Terry Grundmann says our Wednesday story about a mockingbird that imitated a telephone ring tone reminds him of his African grey parrot, Max:

"Max did the tone and spacing so good, I'd say, 'He's doing the phone again,' when sometimes it WOULD be the phone. I was never sure, he was so good.

"After doing the ring tone, he'd go over to his bell and hold it up by his ear and say, 'Hello.'

"Sometimes we'd carry on a conversation.

"My wife's ex was Larry. Max would say, 'Where's Larry?'

"I'd say, 'Larry's gone.'

"Max would then say, 'Oh!' and imitate laughter."

Stop, thief!

"Speaking of smart birds and dumb birds," says Buddy Holden, "I found that house finches can count to three.

"Last year I looked into a finch nest using an overhead mirror. There were two small white eggs and a large brown and white egg.

"Immediately I knew that a lazy (maybe smart) cowbird had laid the large egg — they don't want to be bothered with raising their own young.

"I carefully removed the large egg, but the unhappy finches noticed the theft and never came back."

Wetland living

Richard "Poppy" Phillips, of Baton Rouge, has an "only in south Louisiana" story:

"Because of the flood, we were staying with some friends.

"I left my work shoes on the front porch, and woke early and put them on to take Rosie, our Cavalier spaniel, to a local park.

"My left shoe was bugging me during this walk, so I took my shoe off, noticed some movement — and out jumped a little frog!

"I took pictures to send to our amused family. It helped to have some levity after a brutal year.

"And it gave new meaning to 'open toad shoes!'"

(Poppy, I suspect you told me that story just so you could work that pun in…)

Lightweight bout

T.W. shares this kid story:

"Years ago, when my younger daughter was about 3 and in daycare, we got a report that she choked another child in the class (I think the kid bit her first).

"That evening I sat down with her and proceeded to tell her about keeping her hands to herself, and asking how she would feel if someone did the same thing to her.

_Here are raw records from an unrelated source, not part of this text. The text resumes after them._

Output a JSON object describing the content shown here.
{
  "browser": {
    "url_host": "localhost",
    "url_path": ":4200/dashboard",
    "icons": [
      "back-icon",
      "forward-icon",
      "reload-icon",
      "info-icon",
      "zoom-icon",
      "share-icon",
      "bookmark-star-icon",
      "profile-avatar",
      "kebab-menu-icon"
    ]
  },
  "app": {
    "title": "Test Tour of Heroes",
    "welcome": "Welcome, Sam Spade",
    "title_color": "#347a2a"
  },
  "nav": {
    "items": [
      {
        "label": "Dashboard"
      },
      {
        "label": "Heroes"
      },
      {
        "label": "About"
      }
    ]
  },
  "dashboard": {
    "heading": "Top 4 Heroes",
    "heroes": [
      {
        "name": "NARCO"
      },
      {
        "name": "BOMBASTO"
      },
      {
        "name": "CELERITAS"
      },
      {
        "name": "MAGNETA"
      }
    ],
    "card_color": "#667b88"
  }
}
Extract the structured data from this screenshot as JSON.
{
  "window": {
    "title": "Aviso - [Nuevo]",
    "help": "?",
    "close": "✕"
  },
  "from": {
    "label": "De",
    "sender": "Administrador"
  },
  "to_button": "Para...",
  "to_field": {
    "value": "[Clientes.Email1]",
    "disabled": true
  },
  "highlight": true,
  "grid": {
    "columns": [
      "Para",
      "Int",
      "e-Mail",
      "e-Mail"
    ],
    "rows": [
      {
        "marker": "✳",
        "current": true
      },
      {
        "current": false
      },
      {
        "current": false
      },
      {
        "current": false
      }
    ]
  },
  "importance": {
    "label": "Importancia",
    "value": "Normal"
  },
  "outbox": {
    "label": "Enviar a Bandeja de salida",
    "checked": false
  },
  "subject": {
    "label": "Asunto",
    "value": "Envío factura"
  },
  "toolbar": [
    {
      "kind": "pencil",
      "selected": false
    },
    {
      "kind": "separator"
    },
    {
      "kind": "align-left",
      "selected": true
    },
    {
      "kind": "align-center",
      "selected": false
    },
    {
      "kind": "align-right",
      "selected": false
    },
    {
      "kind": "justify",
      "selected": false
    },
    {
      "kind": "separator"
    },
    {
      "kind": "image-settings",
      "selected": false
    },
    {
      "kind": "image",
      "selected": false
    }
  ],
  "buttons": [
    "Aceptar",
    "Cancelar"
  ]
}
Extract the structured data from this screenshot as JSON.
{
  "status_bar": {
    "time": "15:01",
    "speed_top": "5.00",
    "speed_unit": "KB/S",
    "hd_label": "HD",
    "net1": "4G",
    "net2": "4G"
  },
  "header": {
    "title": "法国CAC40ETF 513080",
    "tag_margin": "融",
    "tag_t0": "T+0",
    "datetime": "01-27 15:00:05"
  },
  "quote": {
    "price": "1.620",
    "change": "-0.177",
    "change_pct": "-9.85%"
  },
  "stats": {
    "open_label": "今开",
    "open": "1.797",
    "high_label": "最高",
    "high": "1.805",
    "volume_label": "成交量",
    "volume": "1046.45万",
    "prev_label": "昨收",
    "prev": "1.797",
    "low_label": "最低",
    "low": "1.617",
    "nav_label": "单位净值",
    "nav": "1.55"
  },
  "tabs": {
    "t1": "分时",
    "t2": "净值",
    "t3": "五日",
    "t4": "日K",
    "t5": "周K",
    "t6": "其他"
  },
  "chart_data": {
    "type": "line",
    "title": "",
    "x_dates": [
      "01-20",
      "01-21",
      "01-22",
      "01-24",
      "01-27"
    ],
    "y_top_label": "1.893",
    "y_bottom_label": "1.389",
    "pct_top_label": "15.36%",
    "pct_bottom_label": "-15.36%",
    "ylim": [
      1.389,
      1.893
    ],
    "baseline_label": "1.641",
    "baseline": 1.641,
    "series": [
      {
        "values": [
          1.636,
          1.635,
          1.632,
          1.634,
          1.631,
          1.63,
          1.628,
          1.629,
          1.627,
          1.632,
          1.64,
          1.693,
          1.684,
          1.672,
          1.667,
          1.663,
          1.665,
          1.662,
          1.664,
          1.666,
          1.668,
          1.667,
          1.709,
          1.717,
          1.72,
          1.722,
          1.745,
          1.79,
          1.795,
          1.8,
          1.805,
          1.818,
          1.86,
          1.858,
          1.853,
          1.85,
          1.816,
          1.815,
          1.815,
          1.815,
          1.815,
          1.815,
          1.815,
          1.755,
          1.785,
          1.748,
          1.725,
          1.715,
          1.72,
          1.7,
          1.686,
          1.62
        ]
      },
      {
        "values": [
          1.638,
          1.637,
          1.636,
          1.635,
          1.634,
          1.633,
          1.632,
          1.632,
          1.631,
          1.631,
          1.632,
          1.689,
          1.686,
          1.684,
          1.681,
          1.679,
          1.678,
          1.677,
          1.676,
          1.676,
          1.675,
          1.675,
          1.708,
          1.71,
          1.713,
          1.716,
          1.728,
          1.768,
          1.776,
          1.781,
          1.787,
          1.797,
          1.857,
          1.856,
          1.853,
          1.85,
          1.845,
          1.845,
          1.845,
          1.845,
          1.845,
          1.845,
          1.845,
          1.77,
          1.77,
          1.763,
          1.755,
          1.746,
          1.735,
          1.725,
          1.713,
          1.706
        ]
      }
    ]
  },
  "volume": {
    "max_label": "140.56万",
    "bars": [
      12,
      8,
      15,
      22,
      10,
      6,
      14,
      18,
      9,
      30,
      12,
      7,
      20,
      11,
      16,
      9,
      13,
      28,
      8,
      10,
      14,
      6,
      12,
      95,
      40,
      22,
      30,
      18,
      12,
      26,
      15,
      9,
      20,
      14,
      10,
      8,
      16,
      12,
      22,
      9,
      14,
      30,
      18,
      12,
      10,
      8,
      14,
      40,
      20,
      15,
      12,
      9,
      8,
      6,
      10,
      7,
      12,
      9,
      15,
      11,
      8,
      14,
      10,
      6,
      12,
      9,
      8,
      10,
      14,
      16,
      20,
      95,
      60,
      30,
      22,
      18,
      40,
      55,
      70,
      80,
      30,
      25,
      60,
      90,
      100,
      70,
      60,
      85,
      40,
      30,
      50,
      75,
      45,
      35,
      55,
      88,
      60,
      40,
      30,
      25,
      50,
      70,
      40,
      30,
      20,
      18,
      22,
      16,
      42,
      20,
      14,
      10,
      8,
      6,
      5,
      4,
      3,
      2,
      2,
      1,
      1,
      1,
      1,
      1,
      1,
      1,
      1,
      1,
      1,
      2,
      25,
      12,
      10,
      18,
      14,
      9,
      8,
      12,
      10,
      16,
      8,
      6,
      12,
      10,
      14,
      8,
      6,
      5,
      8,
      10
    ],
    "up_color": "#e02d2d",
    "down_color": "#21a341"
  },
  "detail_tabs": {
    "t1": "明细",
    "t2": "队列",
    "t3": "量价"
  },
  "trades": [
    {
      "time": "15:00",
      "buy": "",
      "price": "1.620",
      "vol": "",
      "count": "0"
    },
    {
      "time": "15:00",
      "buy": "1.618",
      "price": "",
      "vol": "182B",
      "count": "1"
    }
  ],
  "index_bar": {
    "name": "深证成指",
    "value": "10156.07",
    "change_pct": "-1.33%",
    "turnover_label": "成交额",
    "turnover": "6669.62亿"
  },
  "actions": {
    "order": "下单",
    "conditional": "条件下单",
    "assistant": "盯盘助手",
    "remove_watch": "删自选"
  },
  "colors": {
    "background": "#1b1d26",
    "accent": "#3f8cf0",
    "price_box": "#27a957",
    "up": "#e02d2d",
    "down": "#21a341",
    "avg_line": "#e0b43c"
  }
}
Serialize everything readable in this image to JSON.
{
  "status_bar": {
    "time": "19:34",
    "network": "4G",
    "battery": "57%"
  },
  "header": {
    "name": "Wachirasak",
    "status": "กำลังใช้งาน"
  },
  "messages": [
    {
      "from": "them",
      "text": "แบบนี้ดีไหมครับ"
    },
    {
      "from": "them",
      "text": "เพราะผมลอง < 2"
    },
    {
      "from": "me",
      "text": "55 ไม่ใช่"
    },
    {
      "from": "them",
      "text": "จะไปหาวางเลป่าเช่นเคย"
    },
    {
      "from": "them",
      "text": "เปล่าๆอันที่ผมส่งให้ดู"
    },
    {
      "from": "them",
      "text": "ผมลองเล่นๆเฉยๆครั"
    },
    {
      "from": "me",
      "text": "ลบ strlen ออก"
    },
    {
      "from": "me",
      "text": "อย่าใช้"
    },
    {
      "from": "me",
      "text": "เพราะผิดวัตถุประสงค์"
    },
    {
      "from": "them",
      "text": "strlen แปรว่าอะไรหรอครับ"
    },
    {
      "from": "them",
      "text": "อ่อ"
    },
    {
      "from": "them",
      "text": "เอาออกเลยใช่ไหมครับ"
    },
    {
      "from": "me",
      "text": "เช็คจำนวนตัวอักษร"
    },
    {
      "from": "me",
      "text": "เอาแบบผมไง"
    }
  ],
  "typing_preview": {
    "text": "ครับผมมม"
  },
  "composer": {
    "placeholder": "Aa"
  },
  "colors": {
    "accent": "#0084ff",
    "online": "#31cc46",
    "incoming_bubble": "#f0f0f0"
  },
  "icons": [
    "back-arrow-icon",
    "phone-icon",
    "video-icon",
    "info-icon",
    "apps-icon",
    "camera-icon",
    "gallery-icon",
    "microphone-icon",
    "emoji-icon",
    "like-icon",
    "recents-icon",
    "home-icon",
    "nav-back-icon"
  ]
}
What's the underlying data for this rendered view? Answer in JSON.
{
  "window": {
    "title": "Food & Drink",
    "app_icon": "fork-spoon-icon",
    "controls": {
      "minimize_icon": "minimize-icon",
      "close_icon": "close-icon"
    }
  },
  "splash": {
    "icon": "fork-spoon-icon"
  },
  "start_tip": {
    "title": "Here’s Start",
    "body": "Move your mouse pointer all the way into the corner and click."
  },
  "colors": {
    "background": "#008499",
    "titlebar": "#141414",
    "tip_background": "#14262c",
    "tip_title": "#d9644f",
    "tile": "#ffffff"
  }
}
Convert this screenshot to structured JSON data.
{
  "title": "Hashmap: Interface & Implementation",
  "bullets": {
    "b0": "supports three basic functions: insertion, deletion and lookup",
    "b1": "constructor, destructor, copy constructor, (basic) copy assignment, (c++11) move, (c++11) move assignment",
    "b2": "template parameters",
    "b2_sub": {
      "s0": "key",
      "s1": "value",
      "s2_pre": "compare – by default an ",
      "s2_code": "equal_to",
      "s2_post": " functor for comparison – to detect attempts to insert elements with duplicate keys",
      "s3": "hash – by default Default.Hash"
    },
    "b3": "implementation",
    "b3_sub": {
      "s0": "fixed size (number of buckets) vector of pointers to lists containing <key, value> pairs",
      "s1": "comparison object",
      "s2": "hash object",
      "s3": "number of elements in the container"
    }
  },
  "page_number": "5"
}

"To drive my point home, I surprised her by shooting my hand out and loosely grabbing her around her neck.

"With reflexes that would have made Muhammad Ali proud, she immediately punched me squarely in the nose.

"I laughed hysterically for several minutes — and was glad she didn’t have another 100 pounds behind that little fist."

Special People Dept.

  • Jessie W. Hogan celebrates his 95th birthday on Friday, May 19. A native of the Franklinton area, he is a World War II veteran, having served in the 105th Anti-Aircraft Battalion in five major campaigns in North Africa, Sicily and Italy under Gen. George Patton.
  • Tommy Seward, of Metairie, celebrates his 90th birthday on Saturday, May 20. A World War II Navy veteran, he served on the USS Osage as a radioman and, in combat, a gun loader.
  • Ethel C. and Albert A.N. Coleman, of Baton Rouge, celebrate their 62nd anniversary on Sunday, May 21.
  • Jake and Elaine Maus, of Reserve, celebrate their 50th anniversary on Saturday, May 20.

Thought for the Day

From Cameron Heltz: "Regarding the removal of statues…what did the horses ever do to anyone?"

It ain't Club Med

Keith Horcasitas says he and wife Maria can say they spent the first night of their honeymoon in a convent — the Villa Convento in New Orleans, formerly owned by the Ursuline nuns. But THEN they went to Hawaii… 

Thanks, Rocket Man

Pat Alba, of Metairie, says, "My first time on a jet airliner was in 1961 — a Delta flight from Houston to Washington, D.C., via New Orleans.

"I was extremely nervous until I met my seatmates: an engineer with NASA and his traveling companion, astronaut John Glenn — who was settling down for a nap.

"I realized that a jet is child's play compared to a rocket, so I relaxed and enjoyed the flight."

Write Smiley at Smiley@theadvocate.com. He can also be reached by fax at (225) 388-0371 or mail at P.O. Box 588, Baton Rouge, LA 70821. Follow Smiley Anders on Twitter, @SmileyAndersAdv.